__Your instructions__: Your job is to copy the lines from the material that include "data".

__Extracted information__:
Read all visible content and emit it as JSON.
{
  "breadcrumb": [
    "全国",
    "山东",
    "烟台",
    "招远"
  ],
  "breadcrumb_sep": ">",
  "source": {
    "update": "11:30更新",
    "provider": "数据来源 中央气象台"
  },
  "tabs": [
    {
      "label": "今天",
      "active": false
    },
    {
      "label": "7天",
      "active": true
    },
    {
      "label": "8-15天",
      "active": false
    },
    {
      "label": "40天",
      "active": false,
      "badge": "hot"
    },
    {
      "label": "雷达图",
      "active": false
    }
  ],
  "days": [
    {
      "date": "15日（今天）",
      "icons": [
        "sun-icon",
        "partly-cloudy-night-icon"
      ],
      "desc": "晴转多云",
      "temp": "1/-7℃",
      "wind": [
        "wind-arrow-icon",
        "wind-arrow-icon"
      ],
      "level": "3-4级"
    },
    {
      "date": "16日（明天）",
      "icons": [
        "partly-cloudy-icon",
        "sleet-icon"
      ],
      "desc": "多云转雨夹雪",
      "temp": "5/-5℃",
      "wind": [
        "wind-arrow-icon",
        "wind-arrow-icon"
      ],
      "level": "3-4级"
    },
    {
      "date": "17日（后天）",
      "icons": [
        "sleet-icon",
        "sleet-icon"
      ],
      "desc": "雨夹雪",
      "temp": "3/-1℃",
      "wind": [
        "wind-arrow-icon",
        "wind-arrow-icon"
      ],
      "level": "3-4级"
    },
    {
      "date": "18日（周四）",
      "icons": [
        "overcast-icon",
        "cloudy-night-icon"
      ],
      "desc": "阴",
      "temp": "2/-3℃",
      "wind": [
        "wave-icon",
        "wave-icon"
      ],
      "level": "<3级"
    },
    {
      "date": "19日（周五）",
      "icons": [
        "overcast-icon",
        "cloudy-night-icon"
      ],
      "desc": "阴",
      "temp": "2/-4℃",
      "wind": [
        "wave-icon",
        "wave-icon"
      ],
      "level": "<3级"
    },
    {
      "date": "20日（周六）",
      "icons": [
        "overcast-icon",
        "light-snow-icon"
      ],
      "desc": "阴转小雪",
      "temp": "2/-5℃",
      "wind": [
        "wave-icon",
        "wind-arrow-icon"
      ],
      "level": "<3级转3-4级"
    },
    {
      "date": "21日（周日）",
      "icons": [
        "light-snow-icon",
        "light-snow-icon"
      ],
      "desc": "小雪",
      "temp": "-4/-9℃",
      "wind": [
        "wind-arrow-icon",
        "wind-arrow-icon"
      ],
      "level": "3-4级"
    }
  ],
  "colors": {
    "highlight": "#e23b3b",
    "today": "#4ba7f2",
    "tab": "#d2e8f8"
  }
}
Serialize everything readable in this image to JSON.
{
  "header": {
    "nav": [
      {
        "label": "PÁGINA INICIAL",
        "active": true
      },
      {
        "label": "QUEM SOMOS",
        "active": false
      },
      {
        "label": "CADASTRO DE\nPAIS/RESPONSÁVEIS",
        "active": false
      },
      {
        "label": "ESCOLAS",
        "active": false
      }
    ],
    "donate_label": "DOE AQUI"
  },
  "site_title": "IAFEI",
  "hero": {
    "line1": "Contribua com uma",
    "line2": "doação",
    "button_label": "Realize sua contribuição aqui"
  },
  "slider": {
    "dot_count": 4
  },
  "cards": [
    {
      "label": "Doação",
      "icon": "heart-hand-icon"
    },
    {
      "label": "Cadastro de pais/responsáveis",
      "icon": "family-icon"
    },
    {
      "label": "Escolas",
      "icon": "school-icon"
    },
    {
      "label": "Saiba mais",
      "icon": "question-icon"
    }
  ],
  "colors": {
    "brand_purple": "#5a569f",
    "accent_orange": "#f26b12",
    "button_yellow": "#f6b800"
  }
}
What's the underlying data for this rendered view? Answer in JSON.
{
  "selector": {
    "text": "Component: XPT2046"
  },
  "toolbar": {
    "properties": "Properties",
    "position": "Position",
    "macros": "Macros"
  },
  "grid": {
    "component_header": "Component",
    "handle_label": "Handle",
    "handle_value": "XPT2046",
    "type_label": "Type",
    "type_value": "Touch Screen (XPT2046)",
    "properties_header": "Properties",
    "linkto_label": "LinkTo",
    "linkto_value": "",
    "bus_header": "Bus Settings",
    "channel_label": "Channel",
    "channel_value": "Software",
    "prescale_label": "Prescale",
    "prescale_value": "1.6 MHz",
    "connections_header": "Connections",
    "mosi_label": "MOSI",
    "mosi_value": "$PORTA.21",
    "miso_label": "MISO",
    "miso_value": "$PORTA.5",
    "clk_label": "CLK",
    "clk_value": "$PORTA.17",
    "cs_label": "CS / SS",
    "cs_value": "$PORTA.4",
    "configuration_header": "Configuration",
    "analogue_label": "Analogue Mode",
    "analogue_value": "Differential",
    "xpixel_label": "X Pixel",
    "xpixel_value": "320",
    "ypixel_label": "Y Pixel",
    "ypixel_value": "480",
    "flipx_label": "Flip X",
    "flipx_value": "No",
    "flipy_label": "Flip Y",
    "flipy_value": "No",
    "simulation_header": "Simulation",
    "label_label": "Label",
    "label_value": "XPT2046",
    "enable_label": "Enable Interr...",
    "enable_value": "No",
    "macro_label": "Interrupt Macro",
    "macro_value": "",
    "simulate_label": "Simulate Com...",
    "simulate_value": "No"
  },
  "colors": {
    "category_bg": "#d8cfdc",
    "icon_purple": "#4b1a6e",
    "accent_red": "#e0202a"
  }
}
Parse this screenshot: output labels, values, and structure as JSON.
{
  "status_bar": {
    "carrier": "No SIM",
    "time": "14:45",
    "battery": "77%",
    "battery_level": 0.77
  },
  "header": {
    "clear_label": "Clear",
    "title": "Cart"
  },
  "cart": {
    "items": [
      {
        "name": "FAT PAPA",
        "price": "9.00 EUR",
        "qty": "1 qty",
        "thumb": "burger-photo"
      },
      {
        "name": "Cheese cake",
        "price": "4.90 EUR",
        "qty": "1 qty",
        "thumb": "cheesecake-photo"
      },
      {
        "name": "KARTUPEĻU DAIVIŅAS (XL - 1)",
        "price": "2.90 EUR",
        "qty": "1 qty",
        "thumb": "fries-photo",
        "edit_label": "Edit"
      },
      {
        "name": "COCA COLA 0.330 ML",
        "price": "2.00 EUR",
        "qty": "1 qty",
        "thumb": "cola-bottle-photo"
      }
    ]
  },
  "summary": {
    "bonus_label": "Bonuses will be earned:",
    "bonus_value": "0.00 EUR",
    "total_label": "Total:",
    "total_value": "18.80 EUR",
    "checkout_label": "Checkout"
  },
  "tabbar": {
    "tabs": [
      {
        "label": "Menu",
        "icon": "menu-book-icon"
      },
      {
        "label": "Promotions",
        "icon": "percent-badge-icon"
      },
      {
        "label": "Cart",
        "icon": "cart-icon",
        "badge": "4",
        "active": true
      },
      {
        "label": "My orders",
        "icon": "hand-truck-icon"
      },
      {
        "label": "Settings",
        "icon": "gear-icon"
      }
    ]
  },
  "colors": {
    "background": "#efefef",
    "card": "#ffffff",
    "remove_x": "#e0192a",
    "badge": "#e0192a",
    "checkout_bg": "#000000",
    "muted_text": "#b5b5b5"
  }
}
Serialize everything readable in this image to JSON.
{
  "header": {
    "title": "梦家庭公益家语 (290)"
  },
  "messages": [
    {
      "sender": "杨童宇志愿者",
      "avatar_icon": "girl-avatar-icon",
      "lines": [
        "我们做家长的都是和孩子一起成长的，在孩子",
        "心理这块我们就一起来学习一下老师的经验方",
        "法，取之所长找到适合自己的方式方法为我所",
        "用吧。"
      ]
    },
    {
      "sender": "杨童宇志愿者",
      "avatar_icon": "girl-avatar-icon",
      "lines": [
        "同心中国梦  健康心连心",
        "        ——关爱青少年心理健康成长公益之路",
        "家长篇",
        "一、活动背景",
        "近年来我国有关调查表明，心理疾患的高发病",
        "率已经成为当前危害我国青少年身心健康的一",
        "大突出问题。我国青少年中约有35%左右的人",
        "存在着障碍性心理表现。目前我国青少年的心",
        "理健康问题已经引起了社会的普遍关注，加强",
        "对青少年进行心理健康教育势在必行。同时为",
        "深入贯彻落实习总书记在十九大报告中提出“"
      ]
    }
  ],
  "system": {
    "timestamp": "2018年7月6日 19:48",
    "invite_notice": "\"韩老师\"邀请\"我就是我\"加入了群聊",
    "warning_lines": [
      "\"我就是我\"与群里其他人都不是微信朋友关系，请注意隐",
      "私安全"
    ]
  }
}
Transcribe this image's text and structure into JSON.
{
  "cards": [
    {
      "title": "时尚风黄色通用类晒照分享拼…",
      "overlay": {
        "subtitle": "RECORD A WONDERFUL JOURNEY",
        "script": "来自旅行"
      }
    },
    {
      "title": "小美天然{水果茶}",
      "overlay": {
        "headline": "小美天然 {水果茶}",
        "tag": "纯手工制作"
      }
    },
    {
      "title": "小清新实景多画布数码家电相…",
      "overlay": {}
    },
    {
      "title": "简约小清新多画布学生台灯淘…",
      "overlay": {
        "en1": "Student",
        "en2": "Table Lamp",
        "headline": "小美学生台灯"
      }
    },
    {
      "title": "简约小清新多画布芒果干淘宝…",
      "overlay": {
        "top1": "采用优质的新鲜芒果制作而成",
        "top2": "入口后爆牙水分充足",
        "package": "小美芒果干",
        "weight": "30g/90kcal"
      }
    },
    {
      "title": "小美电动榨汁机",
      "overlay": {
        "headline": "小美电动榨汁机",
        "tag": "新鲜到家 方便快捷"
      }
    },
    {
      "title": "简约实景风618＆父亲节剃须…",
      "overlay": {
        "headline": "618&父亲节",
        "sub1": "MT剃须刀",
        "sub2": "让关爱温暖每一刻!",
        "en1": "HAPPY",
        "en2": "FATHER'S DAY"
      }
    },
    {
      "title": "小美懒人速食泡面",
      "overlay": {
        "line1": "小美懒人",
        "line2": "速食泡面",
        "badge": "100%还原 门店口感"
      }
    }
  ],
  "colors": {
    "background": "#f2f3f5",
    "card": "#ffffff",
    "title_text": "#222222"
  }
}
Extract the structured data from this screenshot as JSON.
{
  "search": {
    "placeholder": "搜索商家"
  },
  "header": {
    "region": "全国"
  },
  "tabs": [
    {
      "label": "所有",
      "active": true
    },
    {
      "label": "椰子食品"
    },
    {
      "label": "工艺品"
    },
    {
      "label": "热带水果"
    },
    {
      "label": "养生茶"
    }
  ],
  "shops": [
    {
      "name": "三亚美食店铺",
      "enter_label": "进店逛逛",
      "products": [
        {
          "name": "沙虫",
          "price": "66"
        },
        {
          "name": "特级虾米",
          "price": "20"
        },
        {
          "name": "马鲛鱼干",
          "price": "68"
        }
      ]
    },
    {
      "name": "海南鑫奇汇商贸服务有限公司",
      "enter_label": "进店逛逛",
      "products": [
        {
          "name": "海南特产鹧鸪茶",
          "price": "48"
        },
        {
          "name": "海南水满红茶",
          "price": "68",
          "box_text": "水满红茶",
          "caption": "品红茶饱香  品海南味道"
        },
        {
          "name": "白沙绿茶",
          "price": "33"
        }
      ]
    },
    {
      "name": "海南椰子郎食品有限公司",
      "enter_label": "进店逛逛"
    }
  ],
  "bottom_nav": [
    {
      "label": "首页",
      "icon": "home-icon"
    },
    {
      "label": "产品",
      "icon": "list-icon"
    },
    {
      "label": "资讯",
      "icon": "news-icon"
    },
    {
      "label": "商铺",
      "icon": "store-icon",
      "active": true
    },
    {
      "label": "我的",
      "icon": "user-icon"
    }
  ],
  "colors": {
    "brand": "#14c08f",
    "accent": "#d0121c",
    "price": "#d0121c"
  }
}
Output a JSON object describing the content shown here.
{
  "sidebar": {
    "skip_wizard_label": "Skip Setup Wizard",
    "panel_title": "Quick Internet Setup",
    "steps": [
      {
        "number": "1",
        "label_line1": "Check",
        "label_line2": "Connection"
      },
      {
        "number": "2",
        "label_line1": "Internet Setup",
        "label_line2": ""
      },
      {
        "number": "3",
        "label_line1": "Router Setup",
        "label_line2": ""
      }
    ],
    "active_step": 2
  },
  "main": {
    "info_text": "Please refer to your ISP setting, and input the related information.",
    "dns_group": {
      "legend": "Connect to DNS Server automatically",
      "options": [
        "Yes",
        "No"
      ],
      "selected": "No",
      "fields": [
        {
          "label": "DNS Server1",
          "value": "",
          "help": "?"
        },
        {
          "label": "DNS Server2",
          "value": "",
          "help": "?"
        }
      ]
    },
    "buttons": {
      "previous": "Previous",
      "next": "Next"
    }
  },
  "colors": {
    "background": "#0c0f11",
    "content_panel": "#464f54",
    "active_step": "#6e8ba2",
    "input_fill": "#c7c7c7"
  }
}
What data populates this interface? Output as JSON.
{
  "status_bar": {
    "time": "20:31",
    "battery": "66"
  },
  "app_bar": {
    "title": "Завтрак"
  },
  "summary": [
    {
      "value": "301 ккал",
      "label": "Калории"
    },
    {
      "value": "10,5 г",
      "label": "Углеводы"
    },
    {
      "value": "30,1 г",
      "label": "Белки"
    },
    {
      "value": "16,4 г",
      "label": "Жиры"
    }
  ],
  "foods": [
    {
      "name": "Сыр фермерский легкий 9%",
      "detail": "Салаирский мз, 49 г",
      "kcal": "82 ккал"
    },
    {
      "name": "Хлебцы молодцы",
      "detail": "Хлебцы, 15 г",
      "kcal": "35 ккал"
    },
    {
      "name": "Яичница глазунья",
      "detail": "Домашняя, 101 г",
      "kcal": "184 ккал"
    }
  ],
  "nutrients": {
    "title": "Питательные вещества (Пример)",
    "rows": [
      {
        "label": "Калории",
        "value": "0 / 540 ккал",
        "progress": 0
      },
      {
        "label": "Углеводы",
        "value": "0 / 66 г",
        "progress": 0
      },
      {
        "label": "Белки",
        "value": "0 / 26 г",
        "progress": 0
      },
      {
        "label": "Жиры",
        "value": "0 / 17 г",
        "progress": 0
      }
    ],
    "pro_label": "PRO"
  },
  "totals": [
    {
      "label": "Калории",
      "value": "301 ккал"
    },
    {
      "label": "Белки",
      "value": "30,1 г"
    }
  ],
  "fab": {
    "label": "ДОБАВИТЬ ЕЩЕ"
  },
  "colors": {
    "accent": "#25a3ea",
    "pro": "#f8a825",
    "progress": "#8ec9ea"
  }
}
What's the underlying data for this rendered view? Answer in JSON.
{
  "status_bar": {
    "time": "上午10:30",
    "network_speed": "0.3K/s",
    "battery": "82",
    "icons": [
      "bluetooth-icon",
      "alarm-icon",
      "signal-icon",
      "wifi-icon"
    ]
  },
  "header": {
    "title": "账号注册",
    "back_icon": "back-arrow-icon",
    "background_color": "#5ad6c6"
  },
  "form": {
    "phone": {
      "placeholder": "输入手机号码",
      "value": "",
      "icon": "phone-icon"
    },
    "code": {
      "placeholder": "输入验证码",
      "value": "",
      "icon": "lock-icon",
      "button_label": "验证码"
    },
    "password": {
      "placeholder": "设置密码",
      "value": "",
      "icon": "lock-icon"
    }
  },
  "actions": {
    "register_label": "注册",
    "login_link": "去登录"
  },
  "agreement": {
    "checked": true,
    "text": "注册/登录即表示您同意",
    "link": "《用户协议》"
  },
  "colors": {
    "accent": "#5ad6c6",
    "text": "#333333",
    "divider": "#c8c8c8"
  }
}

__Solution for this exercise__:
What's the underlying data for this rendered view? Answer in JSON.
Extract the structured data from this screenshot as JSON.
What data populates this interface? Output as JSON.
What's the underlying data for this rendered view? Answer in JSON.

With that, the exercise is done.